### WORK INSTRUCTIONS
Any picture among the records should be left out, please; retype the rest exactly.

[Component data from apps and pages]
▼
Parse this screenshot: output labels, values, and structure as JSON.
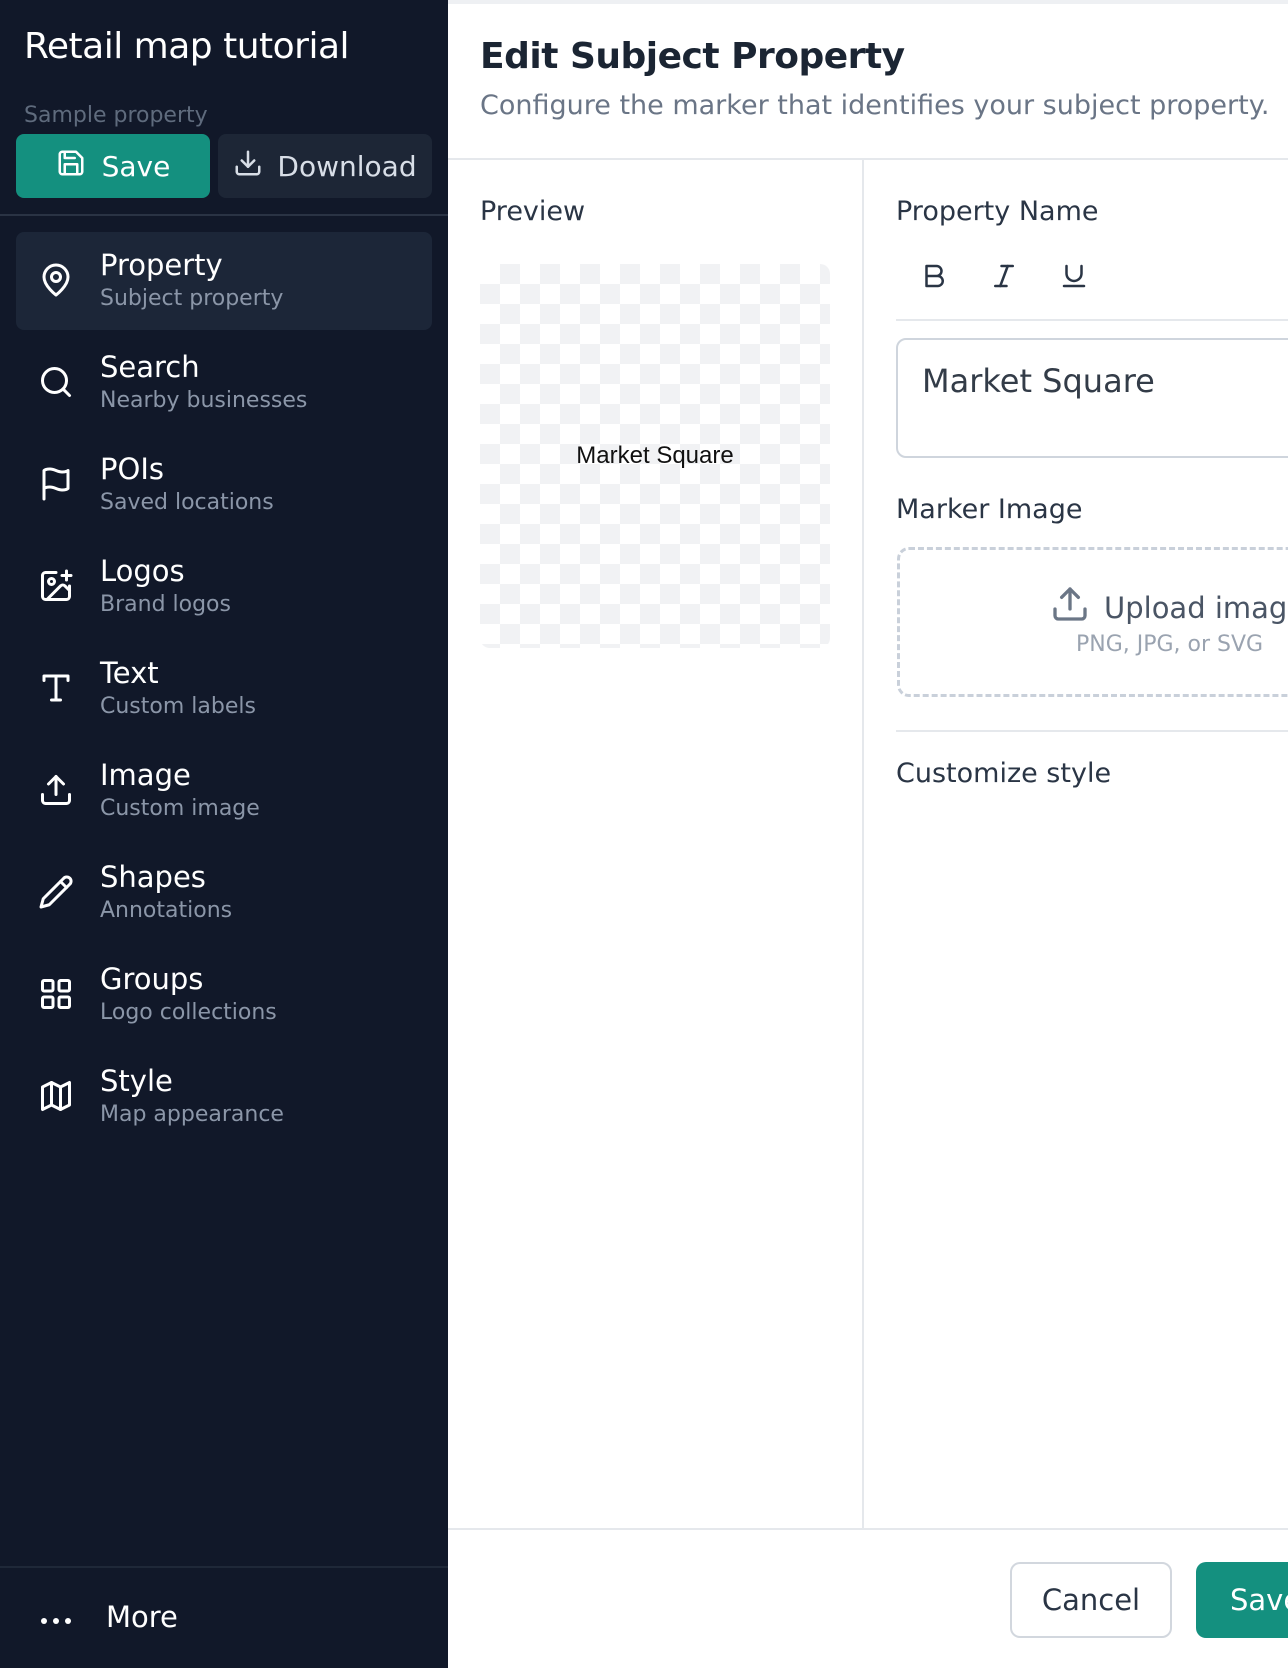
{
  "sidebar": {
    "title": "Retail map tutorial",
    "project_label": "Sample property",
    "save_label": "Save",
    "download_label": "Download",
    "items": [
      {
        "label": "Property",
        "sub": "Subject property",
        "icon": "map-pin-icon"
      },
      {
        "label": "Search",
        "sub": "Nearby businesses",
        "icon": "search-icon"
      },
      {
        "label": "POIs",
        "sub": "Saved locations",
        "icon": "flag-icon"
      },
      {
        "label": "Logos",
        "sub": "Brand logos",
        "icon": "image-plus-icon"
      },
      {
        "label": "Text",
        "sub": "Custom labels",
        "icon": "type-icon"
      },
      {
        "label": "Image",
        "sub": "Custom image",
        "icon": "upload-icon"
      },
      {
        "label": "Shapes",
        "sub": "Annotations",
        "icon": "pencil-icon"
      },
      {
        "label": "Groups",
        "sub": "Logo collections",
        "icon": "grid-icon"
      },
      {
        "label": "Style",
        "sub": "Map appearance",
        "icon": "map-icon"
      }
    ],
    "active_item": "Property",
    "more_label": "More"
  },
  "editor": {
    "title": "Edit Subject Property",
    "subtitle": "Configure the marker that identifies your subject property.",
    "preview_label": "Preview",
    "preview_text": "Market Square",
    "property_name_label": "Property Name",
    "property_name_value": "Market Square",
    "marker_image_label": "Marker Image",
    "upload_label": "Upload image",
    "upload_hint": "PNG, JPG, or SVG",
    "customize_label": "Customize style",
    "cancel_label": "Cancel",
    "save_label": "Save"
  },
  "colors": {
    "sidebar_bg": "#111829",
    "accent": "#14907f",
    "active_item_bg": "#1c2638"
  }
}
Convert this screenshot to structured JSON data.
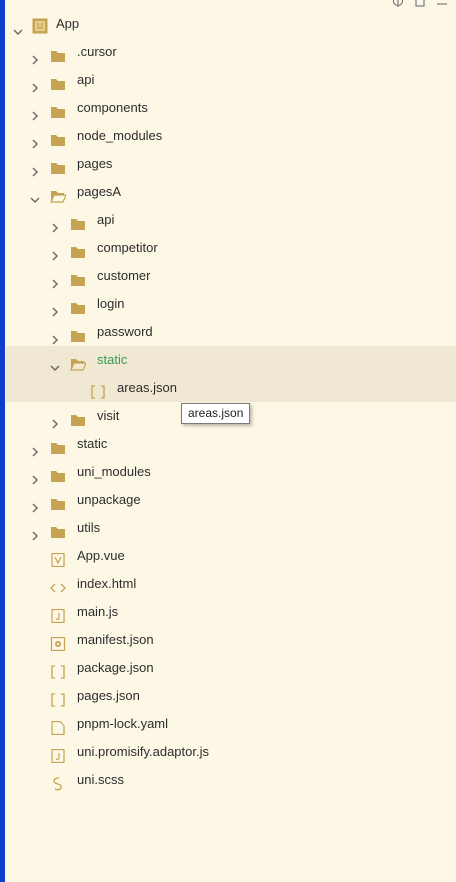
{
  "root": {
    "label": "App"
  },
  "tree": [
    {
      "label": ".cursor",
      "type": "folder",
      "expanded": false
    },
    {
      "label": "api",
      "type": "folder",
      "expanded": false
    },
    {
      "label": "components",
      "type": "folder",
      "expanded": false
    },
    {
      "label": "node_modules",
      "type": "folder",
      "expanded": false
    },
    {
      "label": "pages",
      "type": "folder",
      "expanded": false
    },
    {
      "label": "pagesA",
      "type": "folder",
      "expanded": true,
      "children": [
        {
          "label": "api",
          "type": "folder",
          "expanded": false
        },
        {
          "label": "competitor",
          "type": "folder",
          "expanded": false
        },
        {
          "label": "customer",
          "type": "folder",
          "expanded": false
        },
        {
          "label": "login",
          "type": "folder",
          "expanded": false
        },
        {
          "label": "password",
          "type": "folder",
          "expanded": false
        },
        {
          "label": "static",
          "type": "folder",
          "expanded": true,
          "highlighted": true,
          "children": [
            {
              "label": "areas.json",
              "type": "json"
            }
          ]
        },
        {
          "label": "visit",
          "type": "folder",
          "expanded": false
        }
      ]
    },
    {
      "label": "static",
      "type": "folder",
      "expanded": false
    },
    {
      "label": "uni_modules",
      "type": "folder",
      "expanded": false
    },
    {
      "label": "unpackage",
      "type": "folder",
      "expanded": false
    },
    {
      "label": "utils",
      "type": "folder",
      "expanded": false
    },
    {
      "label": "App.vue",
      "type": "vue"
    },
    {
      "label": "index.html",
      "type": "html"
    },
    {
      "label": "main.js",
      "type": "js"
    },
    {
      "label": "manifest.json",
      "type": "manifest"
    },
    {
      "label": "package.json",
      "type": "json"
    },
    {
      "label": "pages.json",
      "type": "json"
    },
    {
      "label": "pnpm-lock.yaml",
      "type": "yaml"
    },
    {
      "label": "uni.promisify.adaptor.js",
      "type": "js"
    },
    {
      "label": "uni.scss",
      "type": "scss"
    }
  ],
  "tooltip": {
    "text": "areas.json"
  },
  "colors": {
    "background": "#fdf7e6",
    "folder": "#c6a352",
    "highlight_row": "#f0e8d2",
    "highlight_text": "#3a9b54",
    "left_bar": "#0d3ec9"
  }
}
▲
### OUTPUT OF THE TASK
Parse this screenshot: output labels, values, and structure as JSON.
{
  "sidebar": {
    "title": "Retail map tutorial",
    "project_label": "Sample property",
    "save_label": "Save",
    "download_label": "Download",
    "items": [
      {
        "label": "Property",
        "sub": "Subject property",
        "icon": "map-pin-icon"
      },
      {
        "label": "Search",
        "sub": "Nearby businesses",
        "icon": "search-icon"
      },
      {
        "label": "POIs",
        "sub": "Saved locations",
        "icon": "flag-icon"
      },
      {
        "label": "Logos",
        "sub": "Brand logos",
        "icon": "image-plus-icon"
      },
      {
        "label": "Text",
        "sub": "Custom labels",
        "icon": "type-icon"
      },
      {
        "label": "Image",
        "sub": "Custom image",
        "icon": "upload-icon"
      },
      {
        "label": "Shapes",
        "sub": "Annotations",
        "icon": "pencil-icon"
      },
      {
        "label": "Groups",
        "sub": "Logo collections",
        "icon": "grid-icon"
      },
      {
        "label": "Style",
        "sub": "Map appearance",
        "icon": "map-icon"
      }
    ],
    "active_item": "Property",
    "more_label": "More"
  },
  "editor": {
    "title": "Edit Subject Property",
    "subtitle": "Configure the marker that identifies your subject property.",
    "preview_label": "Preview",
    "preview_text": "Market Square",
    "property_name_label": "Property Name",
    "property_name_value": "Market Square",
    "marker_image_label": "Marker Image",
    "upload_label": "Upload image",
    "upload_hint": "PNG, JPG, or SVG",
    "customize_label": "Customize style",
    "cancel_label": "Cancel",
    "save_label": "Save"
  },
  "colors": {
    "sidebar_bg": "#111829",
    "accent": "#14907f",
    "active_item_bg": "#1c2638"
  }
}
Convert this screenshot to structured JSON data.
{
  "root": {
    "label": "App"
  },
  "tree": [
    {
      "label": ".cursor",
      "type": "folder",
      "expanded": false
    },
    {
      "label": "api",
      "type": "folder",
      "expanded": false
    },
    {
      "label": "components",
      "type": "folder",
      "expanded": false
    },
    {
      "label": "node_modules",
      "type": "folder",
      "expanded": false
    },
    {
      "label": "pages",
      "type": "folder",
      "expanded": false
    },
    {
      "label": "pagesA",
      "type": "folder",
      "expanded": true,
      "children": [
        {
          "label": "api",
          "type": "folder",
          "expanded": false
        },
        {
          "label": "competitor",
          "type": "folder",
          "expanded": false
        },
        {
          "label": "customer",
          "type": "folder",
          "expanded": false
        },
        {
          "label": "login",
          "type": "folder",
          "expanded": false
        },
        {
          "label": "password",
          "type": "folder",
          "expanded": false
        },
        {
          "label": "static",
          "type": "folder",
          "expanded": true,
          "highlighted": true,
          "children": [
            {
              "label": "areas.json",
              "type": "json"
            }
          ]
        },
        {
          "label": "visit",
          "type": "folder",
          "expanded": false
        }
      ]
    },
    {
      "label": "static",
      "type": "folder",
      "expanded": false
    },
    {
      "label": "uni_modules",
      "type": "folder",
      "expanded": false
    },
    {
      "label": "unpackage",
      "type": "folder",
      "expanded": false
    },
    {
      "label": "utils",
      "type": "folder",
      "expanded": false
    },
    {
      "label": "App.vue",
      "type": "vue"
    },
    {
      "label": "index.html",
      "type": "html"
    },
    {
      "label": "main.js",
      "type": "js"
    },
    {
      "label": "manifest.json",
      "type": "manifest"
    },
    {
      "label": "package.json",
      "type": "json"
    },
    {
      "label": "pages.json",
      "type": "json"
    },
    {
      "label": "pnpm-lock.yaml",
      "type": "yaml"
    },
    {
      "label": "uni.promisify.adaptor.js",
      "type": "js"
    },
    {
      "label": "uni.scss",
      "type": "scss"
    }
  ],
  "tooltip": {
    "text": "areas.json"
  },
  "colors": {
    "background": "#fdf7e6",
    "folder": "#c6a352",
    "highlight_row": "#f0e8d2",
    "highlight_text": "#3a9b54",
    "left_bar": "#0d3ec9"
  }
}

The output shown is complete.